Classification aux États-Unis228/180.22, 257/712, 257/E21.511
Classification internationaleH01L21/60
Classification coopérativeH01L2924/01079, H01L24/81, H01L2224/16, H01L2224/73253, H01L2224/13144, H01L2224/81801, H01L2924/01033, H01L2924/01082, H01L2924/014, H01L2924/01019
Classification européenneH01L24/81
Événements juridiques
DateCodeÉvénementDescription
20 nov. 2001FPExpired due to failure to pay maintenance fee
Effective date: 20010914
16 sept. 2001LAPSLapse for failure to pay maintenance fees
10 avr. 2001REMIMaintenance fee reminder mailed
27 févr. 1997FPAYFee payment
Year of fee payment: 4
19 nov. 1991ASAssignment
Owner name: SUMITOMO ELECTRIC INDUSTRIES, LTD.,, JAPAN
Free format text: ASSIGNMENT OF ASSIGNORS INTEREST.;ASSIGNORS:NISHIGUCHI, MASANORI;MIKI, ATSUSHI;REEL/FRAME:005934/0442
Effective date: 19911108

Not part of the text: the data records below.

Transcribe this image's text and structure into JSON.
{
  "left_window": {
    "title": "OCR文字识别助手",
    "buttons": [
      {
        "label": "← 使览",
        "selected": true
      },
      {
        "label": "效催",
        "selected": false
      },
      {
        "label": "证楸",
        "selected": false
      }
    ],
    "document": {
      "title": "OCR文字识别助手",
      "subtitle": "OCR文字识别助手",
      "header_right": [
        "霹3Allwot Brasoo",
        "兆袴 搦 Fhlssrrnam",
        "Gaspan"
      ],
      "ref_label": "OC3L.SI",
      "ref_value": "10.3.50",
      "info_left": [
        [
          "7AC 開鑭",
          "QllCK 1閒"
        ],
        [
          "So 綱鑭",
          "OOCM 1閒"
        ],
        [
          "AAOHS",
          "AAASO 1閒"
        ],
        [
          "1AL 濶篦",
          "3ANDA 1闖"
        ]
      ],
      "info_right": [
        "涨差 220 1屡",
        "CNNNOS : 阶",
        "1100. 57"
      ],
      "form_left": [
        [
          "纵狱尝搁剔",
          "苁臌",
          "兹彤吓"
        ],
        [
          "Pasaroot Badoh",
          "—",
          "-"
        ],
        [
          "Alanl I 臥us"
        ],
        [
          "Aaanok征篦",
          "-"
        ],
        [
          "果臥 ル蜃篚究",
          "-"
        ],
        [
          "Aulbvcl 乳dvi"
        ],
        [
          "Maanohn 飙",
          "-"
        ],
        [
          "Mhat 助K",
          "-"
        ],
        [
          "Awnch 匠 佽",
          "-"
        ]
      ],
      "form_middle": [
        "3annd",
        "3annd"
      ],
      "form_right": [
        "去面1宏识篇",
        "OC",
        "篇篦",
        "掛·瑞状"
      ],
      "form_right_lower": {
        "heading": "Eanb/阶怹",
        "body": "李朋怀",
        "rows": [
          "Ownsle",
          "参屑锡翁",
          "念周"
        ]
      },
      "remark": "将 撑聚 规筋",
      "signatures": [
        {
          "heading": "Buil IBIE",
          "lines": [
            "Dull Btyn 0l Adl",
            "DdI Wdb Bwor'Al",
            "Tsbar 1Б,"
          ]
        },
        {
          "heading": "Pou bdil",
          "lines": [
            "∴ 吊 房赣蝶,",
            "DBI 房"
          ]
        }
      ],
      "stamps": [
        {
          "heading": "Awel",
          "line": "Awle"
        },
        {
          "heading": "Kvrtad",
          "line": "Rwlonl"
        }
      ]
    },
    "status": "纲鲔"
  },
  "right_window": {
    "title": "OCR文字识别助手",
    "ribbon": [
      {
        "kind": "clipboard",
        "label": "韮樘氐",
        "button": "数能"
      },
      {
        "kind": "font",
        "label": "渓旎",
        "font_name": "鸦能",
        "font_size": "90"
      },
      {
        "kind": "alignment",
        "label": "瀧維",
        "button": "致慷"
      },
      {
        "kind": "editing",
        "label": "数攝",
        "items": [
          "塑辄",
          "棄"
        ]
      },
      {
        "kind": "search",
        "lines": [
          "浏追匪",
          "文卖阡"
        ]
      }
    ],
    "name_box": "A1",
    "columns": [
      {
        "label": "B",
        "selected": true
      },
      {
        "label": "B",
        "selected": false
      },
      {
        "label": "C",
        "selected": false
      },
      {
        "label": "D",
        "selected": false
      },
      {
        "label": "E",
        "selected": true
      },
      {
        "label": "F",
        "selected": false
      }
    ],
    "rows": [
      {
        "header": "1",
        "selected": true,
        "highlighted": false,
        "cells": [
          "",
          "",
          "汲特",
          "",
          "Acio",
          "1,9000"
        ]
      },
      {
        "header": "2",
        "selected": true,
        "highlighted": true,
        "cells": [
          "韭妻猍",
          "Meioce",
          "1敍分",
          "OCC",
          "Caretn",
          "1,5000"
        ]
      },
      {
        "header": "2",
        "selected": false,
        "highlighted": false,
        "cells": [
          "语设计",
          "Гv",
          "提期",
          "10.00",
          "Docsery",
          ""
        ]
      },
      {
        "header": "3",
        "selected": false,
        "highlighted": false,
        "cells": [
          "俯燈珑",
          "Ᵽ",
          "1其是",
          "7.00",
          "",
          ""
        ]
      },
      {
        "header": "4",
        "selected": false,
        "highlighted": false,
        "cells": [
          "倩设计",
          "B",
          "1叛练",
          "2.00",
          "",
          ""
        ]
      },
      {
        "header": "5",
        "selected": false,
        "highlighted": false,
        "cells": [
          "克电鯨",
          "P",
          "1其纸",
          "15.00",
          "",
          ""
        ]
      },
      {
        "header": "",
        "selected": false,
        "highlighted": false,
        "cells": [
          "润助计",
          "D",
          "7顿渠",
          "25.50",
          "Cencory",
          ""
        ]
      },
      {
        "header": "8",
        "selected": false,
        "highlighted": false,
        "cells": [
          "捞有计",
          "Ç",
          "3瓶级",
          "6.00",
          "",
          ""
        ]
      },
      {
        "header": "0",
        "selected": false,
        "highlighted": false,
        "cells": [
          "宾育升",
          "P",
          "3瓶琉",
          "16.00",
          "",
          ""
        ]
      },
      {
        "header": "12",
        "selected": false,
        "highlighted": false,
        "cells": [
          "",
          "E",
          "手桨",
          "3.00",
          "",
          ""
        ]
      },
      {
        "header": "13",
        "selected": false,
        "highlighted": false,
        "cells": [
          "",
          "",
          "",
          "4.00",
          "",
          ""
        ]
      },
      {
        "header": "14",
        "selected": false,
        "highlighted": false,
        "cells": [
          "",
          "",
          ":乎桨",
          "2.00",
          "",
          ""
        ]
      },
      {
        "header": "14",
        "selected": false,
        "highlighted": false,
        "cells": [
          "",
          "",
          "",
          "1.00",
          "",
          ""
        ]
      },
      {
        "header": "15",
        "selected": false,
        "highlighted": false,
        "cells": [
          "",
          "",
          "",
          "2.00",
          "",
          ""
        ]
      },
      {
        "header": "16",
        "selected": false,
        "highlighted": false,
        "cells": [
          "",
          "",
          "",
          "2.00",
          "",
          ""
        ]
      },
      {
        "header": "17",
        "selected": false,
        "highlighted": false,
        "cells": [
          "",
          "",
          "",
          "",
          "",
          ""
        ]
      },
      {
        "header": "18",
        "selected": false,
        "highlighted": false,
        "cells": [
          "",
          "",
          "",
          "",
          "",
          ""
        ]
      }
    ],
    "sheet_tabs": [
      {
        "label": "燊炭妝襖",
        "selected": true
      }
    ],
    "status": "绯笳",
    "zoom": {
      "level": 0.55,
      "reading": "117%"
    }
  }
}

Owner name: SUMITOMO ELECTRIC INDUSTRIES, LTD., JAPAN
Free format text: ASSIGNMENT OF ASSIGNORS INTEREST;ASSIGNORS:NISHIGUCHI, MASANORI;MIKI, ATSUSHI;REEL/FRAME:005934/0442